DATA SUPPLIED:
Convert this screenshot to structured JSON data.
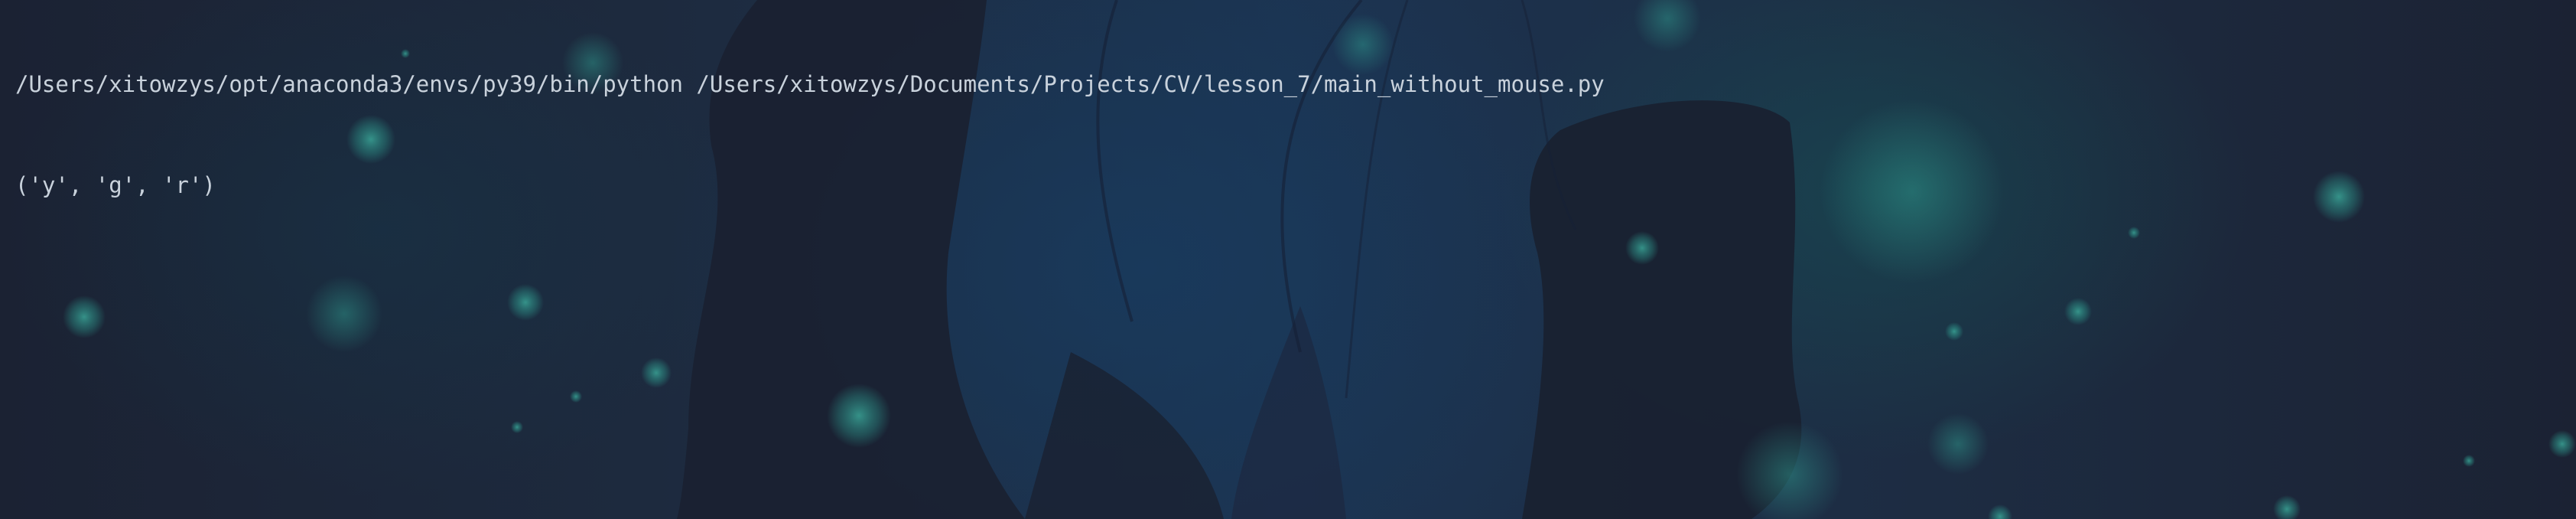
{
  "terminal": {
    "lines": [
      "/Users/xitowzys/opt/anaconda3/envs/py39/bin/python /Users/xitowzys/Documents/Projects/CV/lesson_7/main_without_mouse.py",
      "('y', 'g', 'r')"
    ]
  },
  "theme": {
    "background": "#1c2435",
    "text_color": "#c9d2dc",
    "accent_glow": "#2e8f8a"
  }
}
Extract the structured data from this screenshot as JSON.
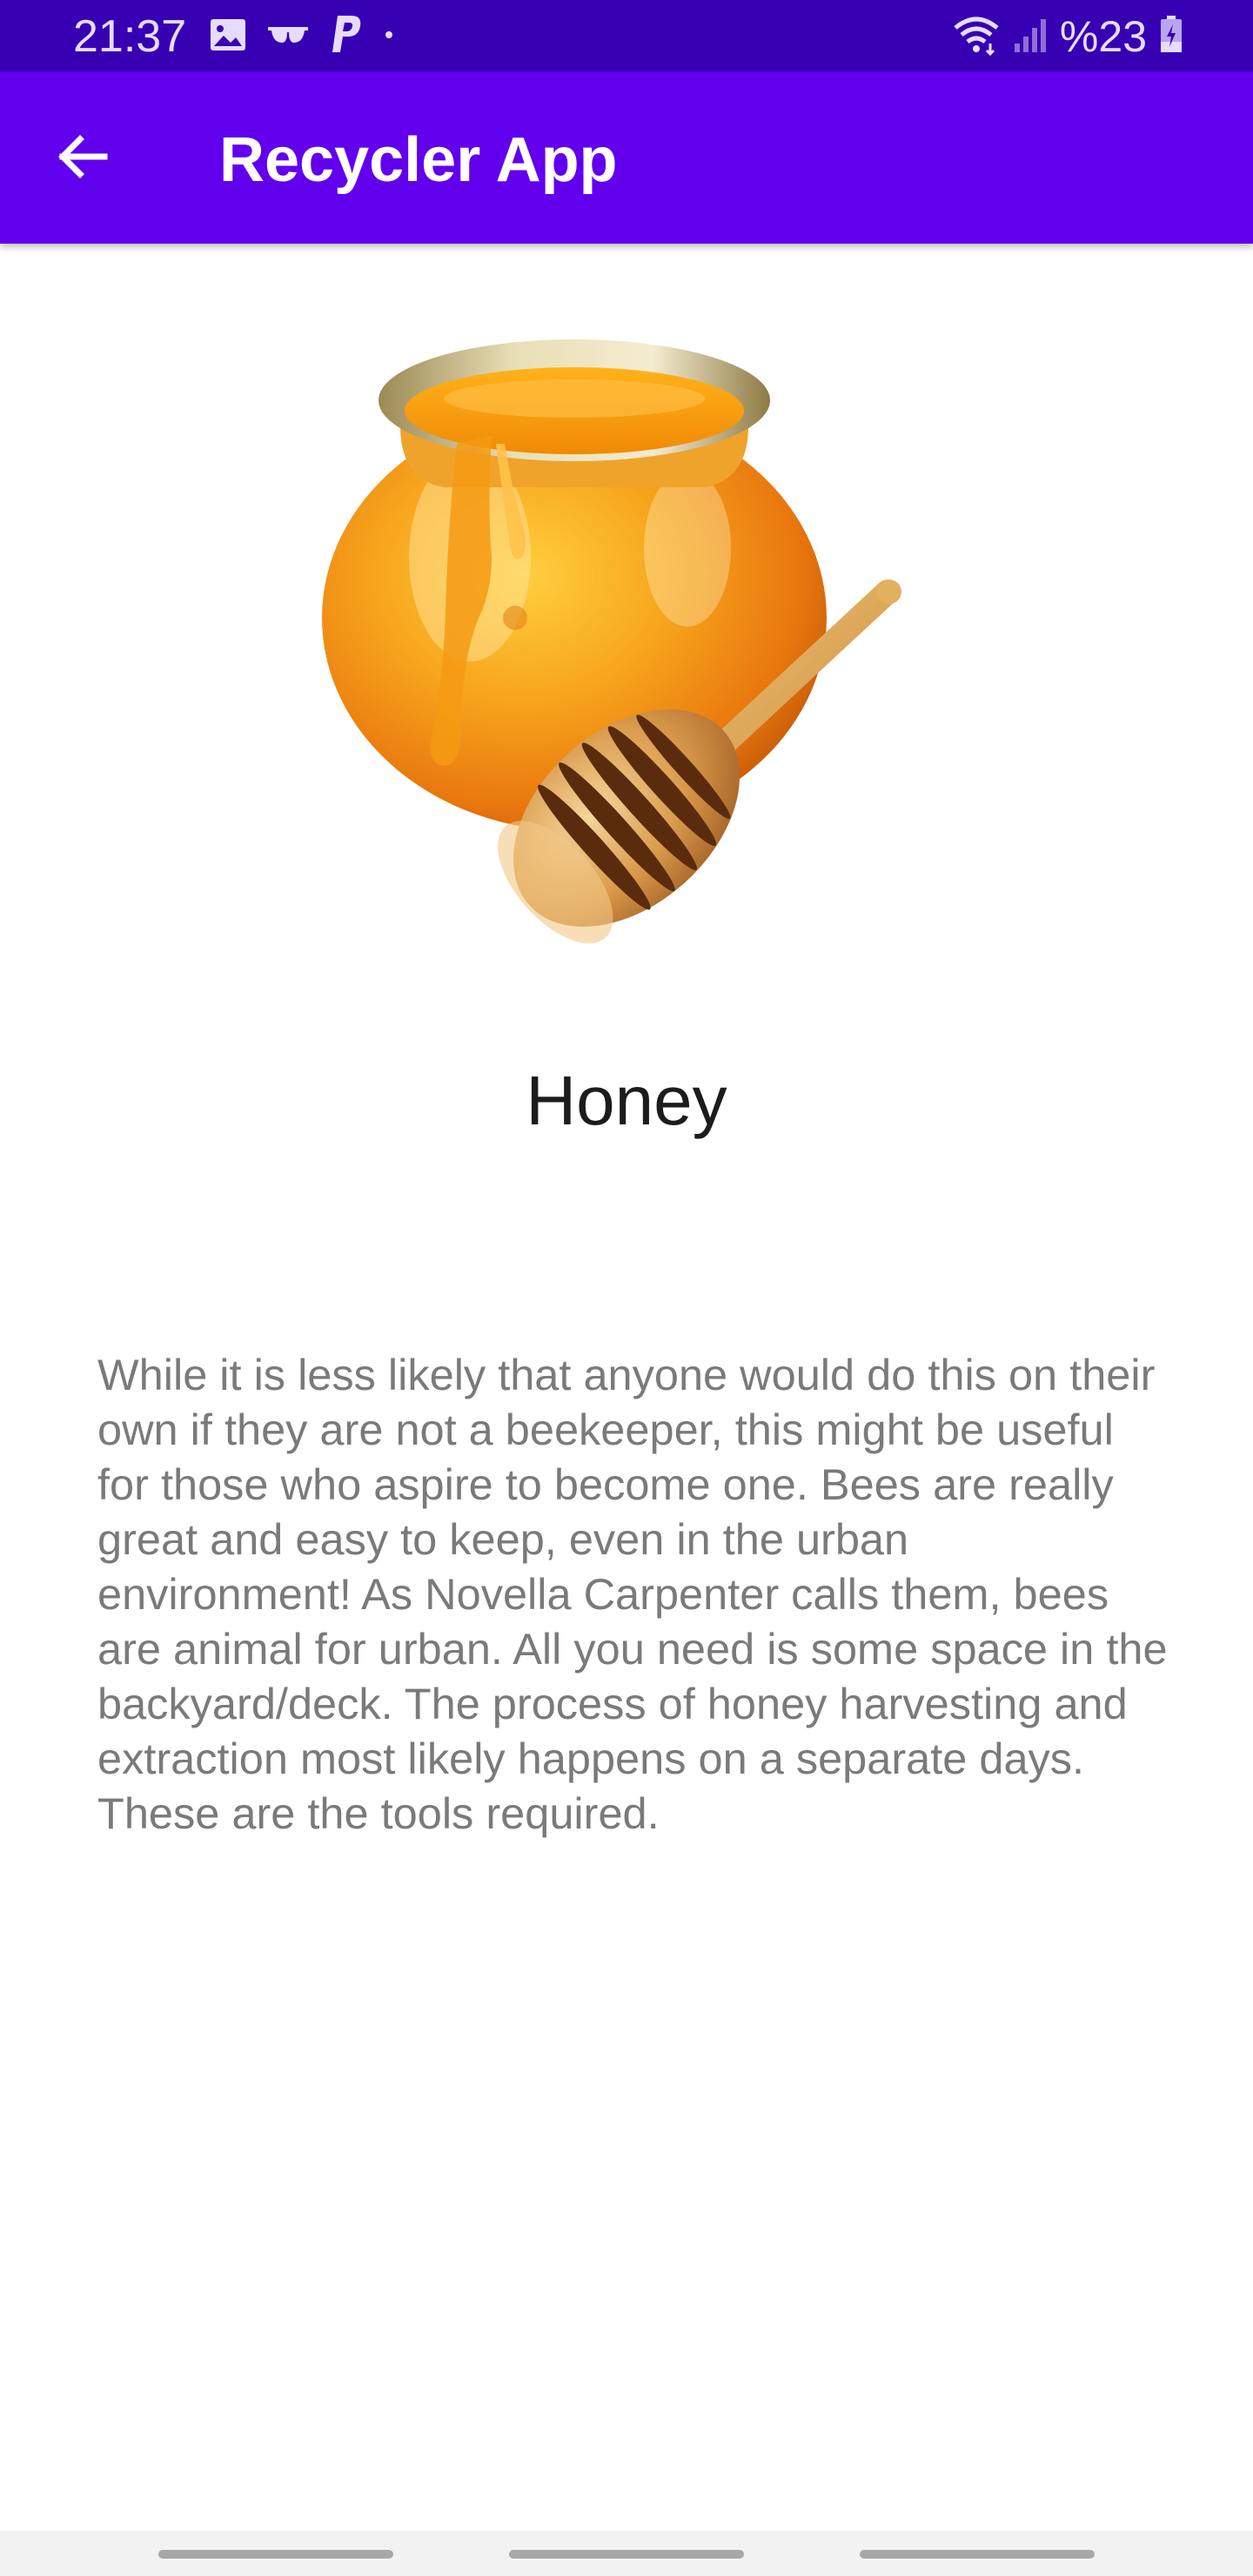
{
  "status_bar": {
    "time": "21:37",
    "battery_text": "%23",
    "icons_left": [
      "image-icon",
      "glasses-icon",
      "paypal-icon",
      "dot-icon"
    ],
    "icons_right": [
      "wifi-icon",
      "signal-icon",
      "battery-icon"
    ]
  },
  "app_bar": {
    "title": "Recycler App",
    "back_icon": "arrow-back-icon",
    "color": "#6200EE",
    "status_color": "#3700B3"
  },
  "detail": {
    "image": "honey-pot-image",
    "title": "Honey",
    "description": "While it is less likely that anyone would do this on their own if they are not a beekeeper, this might be useful for those who aspire to become one. Bees are really great and easy to keep, even in the urban environment! As Novella Carpenter calls them, bees are animal for urban. All you need is some space in the backyard/deck. The process of honey harvesting and extraction most likely happens on a separate days. These are the tools required."
  }
}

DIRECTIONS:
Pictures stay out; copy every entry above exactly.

SOLUTION FOR THIS TASK:
Convert this screenshot to structured JSON data.
{
  "terminal": {
    "lines": [
      "/Users/xitowzys/opt/anaconda3/envs/py39/bin/python /Users/xitowzys/Documents/Projects/CV/lesson_7/main_without_mouse.py",
      "('y', 'g', 'r')"
    ]
  },
  "theme": {
    "background": "#1c2435",
    "text_color": "#c9d2dc",
    "accent_glow": "#2e8f8a"
  }
}
Extract the structured data from this screenshot as JSON.
{
  "status_bar": {
    "time": "21:37",
    "battery_text": "%23",
    "icons_left": [
      "image-icon",
      "glasses-icon",
      "paypal-icon",
      "dot-icon"
    ],
    "icons_right": [
      "wifi-icon",
      "signal-icon",
      "battery-icon"
    ]
  },
  "app_bar": {
    "title": "Recycler App",
    "back_icon": "arrow-back-icon",
    "color": "#6200EE",
    "status_color": "#3700B3"
  },
  "detail": {
    "image": "honey-pot-image",
    "title": "Honey",
    "description": "While it is less likely that anyone would do this on their own if they are not a beekeeper, this might be useful for those who aspire to become one. Bees are really great and easy to keep, even in the urban environment! As Novella Carpenter calls them, bees are animal for urban. All you need is some space in the backyard/deck. The process of honey harvesting and extraction most likely happens on a separate days. These are the tools required."
  }
}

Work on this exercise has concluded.